The point here is more than mere sophistry. If the peace talks do not result in recognition of Israel’s right to exist as a Jewish state, then the conflict will not be over. While some groups are putting pressure on Israel to concede its right to build in disputed territories prior to even the start of negotiations (such as the left-wing lobby J Street, which published a full page ad in the New York Times today demanding that Israel freeze settlements without mentioning any corresponding concessions from the Palestinians), the PA won’t even admit that a two-state solution will allow for one of the two to be Jewish. One needn’t be a peace-process cynic to understand that what is going on now is a charade, not a genuine negotiation.I'll offer a different take: If Israel will not be recognized by the Palestinians as the Jewish State, then there's no need for the Temple Mount/Haram elShariff to be in Palestine. On the contrary. Since Palestine will be Judenrein, but Israel (defined as Jewish or not) will have a significant Palestinian minority, the holiest place for both sides should obviously be in the country which is home to citizens of both nations.

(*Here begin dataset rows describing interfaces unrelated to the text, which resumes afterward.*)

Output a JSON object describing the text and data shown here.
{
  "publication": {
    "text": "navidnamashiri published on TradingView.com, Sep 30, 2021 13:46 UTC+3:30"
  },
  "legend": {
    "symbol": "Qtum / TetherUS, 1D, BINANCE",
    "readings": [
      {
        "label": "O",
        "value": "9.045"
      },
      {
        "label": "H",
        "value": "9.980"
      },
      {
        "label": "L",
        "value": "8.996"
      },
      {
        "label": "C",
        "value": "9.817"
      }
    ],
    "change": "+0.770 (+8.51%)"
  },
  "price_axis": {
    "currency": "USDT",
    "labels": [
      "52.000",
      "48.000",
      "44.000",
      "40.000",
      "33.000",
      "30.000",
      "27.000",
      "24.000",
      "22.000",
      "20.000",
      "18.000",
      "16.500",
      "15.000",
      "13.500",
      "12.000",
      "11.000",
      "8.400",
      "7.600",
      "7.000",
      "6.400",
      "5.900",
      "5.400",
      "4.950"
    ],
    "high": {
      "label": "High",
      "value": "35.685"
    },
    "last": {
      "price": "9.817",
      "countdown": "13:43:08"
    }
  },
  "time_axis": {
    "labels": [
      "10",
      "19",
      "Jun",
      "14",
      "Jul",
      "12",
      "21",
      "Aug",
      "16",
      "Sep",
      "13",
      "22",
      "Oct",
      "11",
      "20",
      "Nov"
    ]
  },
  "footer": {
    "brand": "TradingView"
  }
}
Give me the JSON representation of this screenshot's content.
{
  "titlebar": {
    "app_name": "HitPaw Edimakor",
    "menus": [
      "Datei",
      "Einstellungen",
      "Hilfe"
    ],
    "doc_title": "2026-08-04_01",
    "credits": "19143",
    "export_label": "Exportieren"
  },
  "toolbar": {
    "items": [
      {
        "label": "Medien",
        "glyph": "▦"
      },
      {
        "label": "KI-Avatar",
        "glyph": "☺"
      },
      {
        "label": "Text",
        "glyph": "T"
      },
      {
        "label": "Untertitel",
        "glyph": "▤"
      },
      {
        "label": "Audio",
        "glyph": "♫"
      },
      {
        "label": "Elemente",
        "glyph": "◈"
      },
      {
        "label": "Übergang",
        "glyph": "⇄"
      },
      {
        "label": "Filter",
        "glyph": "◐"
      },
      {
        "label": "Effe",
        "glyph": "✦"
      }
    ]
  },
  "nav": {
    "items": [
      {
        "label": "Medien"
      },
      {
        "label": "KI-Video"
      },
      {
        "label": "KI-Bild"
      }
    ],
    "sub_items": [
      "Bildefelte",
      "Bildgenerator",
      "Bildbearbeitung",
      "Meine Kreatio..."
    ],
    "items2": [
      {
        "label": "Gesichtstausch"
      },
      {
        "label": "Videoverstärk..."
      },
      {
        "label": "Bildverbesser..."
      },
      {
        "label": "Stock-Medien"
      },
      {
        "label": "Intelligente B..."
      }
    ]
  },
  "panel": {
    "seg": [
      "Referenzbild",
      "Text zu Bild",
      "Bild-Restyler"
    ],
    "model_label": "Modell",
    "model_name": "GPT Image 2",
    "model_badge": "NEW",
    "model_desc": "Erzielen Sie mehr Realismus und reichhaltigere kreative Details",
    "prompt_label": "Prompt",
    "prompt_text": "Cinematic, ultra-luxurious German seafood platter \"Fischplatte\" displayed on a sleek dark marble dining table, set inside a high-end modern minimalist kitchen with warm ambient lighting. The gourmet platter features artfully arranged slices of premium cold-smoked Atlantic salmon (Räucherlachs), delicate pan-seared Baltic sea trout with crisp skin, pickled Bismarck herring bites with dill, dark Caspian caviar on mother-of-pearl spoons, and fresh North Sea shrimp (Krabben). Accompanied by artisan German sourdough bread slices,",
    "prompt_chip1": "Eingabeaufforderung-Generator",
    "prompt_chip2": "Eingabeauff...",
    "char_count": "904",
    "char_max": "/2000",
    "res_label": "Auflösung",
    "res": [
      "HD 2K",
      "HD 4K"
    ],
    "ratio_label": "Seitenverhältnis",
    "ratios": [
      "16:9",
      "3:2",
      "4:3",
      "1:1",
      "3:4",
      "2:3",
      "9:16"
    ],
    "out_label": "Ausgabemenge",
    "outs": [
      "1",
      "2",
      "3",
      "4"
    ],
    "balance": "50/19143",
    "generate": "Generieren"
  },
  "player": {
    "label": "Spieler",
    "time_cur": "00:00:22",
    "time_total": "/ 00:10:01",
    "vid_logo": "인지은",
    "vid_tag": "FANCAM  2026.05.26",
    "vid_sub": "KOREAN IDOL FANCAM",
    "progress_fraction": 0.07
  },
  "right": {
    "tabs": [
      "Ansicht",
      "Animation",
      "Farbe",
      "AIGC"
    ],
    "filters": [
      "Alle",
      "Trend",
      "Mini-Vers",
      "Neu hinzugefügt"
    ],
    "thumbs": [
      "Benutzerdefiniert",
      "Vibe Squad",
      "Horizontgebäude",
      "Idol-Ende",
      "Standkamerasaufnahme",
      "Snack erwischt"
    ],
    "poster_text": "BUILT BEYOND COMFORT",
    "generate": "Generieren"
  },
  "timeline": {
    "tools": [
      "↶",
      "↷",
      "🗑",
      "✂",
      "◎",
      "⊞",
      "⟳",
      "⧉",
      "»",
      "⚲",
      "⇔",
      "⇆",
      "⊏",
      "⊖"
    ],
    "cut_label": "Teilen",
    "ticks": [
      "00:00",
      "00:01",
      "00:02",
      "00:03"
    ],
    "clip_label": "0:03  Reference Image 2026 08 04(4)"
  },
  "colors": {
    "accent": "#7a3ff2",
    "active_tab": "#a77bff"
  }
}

Come to think of it: This should be true of the entire city of Jerusalem. Rammallah, with Palestinians only, should be in Palestine. Haifa, Jaffa and Jerusalem, with mixed populations, should be in the country with the mixed population, the country that can't acceptably be defined as Jewish.